▸ **What to do**:
The answer is every record that follows, printed exactly.

▸ **Data extracts**:
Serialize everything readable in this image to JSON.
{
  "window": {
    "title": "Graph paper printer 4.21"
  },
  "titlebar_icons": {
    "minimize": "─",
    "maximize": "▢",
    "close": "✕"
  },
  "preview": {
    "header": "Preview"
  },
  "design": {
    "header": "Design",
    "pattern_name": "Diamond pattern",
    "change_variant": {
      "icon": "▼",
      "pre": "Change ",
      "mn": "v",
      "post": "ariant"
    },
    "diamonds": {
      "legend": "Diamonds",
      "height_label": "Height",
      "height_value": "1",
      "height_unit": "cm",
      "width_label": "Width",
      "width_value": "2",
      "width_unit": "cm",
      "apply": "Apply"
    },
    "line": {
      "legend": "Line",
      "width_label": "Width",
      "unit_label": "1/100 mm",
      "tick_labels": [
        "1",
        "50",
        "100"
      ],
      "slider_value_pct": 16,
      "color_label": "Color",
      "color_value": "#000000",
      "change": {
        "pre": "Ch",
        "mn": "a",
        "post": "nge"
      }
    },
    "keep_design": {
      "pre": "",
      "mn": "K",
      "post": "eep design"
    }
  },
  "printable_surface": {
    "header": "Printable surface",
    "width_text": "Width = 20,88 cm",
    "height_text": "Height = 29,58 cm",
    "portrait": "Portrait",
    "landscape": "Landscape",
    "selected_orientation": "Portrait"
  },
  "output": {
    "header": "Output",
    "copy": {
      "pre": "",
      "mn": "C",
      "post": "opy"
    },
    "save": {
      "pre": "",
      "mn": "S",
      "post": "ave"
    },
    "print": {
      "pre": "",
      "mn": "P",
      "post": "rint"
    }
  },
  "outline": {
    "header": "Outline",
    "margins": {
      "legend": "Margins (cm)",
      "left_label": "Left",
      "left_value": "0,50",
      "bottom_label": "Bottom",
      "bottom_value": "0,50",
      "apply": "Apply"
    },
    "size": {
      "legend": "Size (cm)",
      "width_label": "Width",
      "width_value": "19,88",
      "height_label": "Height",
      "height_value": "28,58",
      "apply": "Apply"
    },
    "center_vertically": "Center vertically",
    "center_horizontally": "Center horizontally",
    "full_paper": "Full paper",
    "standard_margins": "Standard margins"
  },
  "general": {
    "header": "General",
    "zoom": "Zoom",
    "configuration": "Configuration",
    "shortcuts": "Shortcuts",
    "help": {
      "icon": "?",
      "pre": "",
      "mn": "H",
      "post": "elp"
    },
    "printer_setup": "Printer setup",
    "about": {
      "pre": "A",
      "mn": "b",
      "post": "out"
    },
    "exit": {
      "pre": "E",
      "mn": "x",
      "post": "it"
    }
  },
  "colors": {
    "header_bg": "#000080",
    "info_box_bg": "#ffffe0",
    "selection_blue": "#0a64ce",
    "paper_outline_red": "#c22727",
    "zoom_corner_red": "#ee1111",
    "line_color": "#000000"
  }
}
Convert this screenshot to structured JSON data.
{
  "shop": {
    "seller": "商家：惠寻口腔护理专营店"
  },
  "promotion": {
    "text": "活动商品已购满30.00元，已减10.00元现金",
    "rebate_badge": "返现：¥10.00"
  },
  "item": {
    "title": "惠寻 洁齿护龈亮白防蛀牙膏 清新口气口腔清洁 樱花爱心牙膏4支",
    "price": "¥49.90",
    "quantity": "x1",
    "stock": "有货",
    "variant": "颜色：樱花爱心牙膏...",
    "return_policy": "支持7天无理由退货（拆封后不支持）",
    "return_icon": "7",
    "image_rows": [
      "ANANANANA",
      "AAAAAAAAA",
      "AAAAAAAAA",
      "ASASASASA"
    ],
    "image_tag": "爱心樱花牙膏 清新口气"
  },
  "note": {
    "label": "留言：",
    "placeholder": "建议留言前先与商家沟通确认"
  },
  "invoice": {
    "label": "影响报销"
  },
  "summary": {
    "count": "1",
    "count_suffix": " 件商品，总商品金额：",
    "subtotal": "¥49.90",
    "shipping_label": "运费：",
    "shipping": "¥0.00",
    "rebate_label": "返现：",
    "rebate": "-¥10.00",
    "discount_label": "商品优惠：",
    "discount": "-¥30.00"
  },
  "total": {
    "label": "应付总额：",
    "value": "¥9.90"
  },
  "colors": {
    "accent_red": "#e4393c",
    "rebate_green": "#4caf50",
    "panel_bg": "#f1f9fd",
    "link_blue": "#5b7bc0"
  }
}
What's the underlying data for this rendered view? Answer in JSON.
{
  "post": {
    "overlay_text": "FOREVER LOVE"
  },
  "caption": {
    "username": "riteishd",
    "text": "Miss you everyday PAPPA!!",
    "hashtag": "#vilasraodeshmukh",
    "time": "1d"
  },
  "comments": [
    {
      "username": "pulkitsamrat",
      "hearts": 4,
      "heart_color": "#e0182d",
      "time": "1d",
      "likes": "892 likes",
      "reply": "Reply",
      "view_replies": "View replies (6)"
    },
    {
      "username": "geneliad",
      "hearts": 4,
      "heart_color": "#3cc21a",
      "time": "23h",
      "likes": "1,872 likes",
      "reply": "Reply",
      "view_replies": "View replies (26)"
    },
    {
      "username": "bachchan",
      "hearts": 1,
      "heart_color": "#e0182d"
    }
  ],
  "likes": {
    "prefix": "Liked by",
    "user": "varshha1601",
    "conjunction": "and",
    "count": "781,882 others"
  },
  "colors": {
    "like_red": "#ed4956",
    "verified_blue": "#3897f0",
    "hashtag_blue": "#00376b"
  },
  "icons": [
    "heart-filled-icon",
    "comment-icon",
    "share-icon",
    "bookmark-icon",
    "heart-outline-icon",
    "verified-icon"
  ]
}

▸ **Response to this exercise**:
Serialize everything readable in this image to JSON.
{
  "window": {
    "title": "Graph paper printer 4.21"
  },
  "titlebar_icons": {
    "minimize": "─",
    "maximize": "▢",
    "close": "✕"
  },
  "preview": {
    "header": "Preview"
  },
  "design": {
    "header": "Design",
    "pattern_name": "Diamond pattern",
    "change_variant": {
      "icon": "▼",
      "pre": "Change ",
      "mn": "v",
      "post": "ariant"
    },
    "diamonds": {
      "legend": "Diamonds",
      "height_label": "Height",
      "height_value": "1",
      "height_unit": "cm",
      "width_label": "Width",
      "width_value": "2",
      "width_unit": "cm",
      "apply": "Apply"
    },
    "line": {
      "legend": "Line",
      "width_label": "Width",
      "unit_label": "1/100 mm",
      "tick_labels": [
        "1",
        "50",
        "100"
      ],
      "slider_value_pct": 16,
      "color_label": "Color",
      "color_value": "#000000",
      "change": {
        "pre": "Ch",
        "mn": "a",
        "post": "nge"
      }
    },
    "keep_design": {
      "pre": "",
      "mn": "K",
      "post": "eep design"
    }
  },
  "printable_surface": {
    "header": "Printable surface",
    "width_text": "Width = 20,88 cm",
    "height_text": "Height = 29,58 cm",
    "portrait": "Portrait",
    "landscape": "Landscape",
    "selected_orientation": "Portrait"
  },
  "output": {
    "header": "Output",
    "copy": {
      "pre": "",
      "mn": "C",
      "post": "opy"
    },
    "save": {
      "pre": "",
      "mn": "S",
      "post": "ave"
    },
    "print": {
      "pre": "",
      "mn": "P",
      "post": "rint"
    }
  },
  "outline": {
    "header": "Outline",
    "margins": {
      "legend": "Margins (cm)",
      "left_label": "Left",
      "left_value": "0,50",
      "bottom_label": "Bottom",
      "bottom_value": "0,50",
      "apply": "Apply"
    },
    "size": {
      "legend": "Size (cm)",
      "width_label": "Width",
      "width_value": "19,88",
      "height_label": "Height",
      "height_value": "28,58",
      "apply": "Apply"
    },
    "center_vertically": "Center vertically",
    "center_horizontally": "Center horizontally",
    "full_paper": "Full paper",
    "standard_margins": "Standard margins"
  },
  "general": {
    "header": "General",
    "zoom": "Zoom",
    "configuration": "Configuration",
    "shortcuts": "Shortcuts",
    "help": {
      "icon": "?",
      "pre": "",
      "mn": "H",
      "post": "elp"
    },
    "printer_setup": "Printer setup",
    "about": {
      "pre": "A",
      "mn": "b",
      "post": "out"
    },
    "exit": {
      "pre": "E",
      "mn": "x",
      "post": "it"
    }
  },
  "colors": {
    "header_bg": "#000080",
    "info_box_bg": "#ffffe0",
    "selection_blue": "#0a64ce",
    "paper_outline_red": "#c22727",
    "zoom_corner_red": "#ee1111",
    "line_color": "#000000"
  }
}
Convert this screenshot to structured JSON data.
{
  "shop": {
    "seller": "商家：惠寻口腔护理专营店"
  },
  "promotion": {
    "text": "活动商品已购满30.00元，已减10.00元现金",
    "rebate_badge": "返现：¥10.00"
  },
  "item": {
    "title": "惠寻 洁齿护龈亮白防蛀牙膏 清新口气口腔清洁 樱花爱心牙膏4支",
    "price": "¥49.90",
    "quantity": "x1",
    "stock": "有货",
    "variant": "颜色：樱花爱心牙膏...",
    "return_policy": "支持7天无理由退货（拆封后不支持）",
    "return_icon": "7",
    "image_rows": [
      "ANANANANA",
      "AAAAAAAAA",
      "AAAAAAAAA",
      "ASASASASA"
    ],
    "image_tag": "爱心樱花牙膏 清新口气"
  },
  "note": {
    "label": "留言：",
    "placeholder": "建议留言前先与商家沟通确认"
  },
  "invoice": {
    "label": "影响报销"
  },
  "summary": {
    "count": "1",
    "count_suffix": " 件商品，总商品金额：",
    "subtotal": "¥49.90",
    "shipping_label": "运费：",
    "shipping": "¥0.00",
    "rebate_label": "返现：",
    "rebate": "-¥10.00",
    "discount_label": "商品优惠：",
    "discount": "-¥30.00"
  },
  "total": {
    "label": "应付总额：",
    "value": "¥9.90"
  },
  "colors": {
    "accent_red": "#e4393c",
    "rebate_green": "#4caf50",
    "panel_bg": "#f1f9fd",
    "link_blue": "#5b7bc0"
  }
}
What's the underlying data for this rendered view? Answer in JSON.
{
  "post": {
    "overlay_text": "FOREVER LOVE"
  },
  "caption": {
    "username": "riteishd",
    "text": "Miss you everyday PAPPA!!",
    "hashtag": "#vilasraodeshmukh",
    "time": "1d"
  },
  "comments": [
    {
      "username": "pulkitsamrat",
      "hearts": 4,
      "heart_color": "#e0182d",
      "time": "1d",
      "likes": "892 likes",
      "reply": "Reply",
      "view_replies": "View replies (6)"
    },
    {
      "username": "geneliad",
      "hearts": 4,
      "heart_color": "#3cc21a",
      "time": "23h",
      "likes": "1,872 likes",
      "reply": "Reply",
      "view_replies": "View replies (26)"
    },
    {
      "username": "bachchan",
      "hearts": 1,
      "heart_color": "#e0182d"
    }
  ],
  "likes": {
    "prefix": "Liked by",
    "user": "varshha1601",
    "conjunction": "and",
    "count": "781,882 others"
  },
  "colors": {
    "like_red": "#ed4956",
    "verified_blue": "#3897f0",
    "hashtag_blue": "#00376b"
  },
  "icons": [
    "heart-filled-icon",
    "comment-icon",
    "share-icon",
    "bookmark-icon",
    "heart-outline-icon",
    "verified-icon"
  ]
}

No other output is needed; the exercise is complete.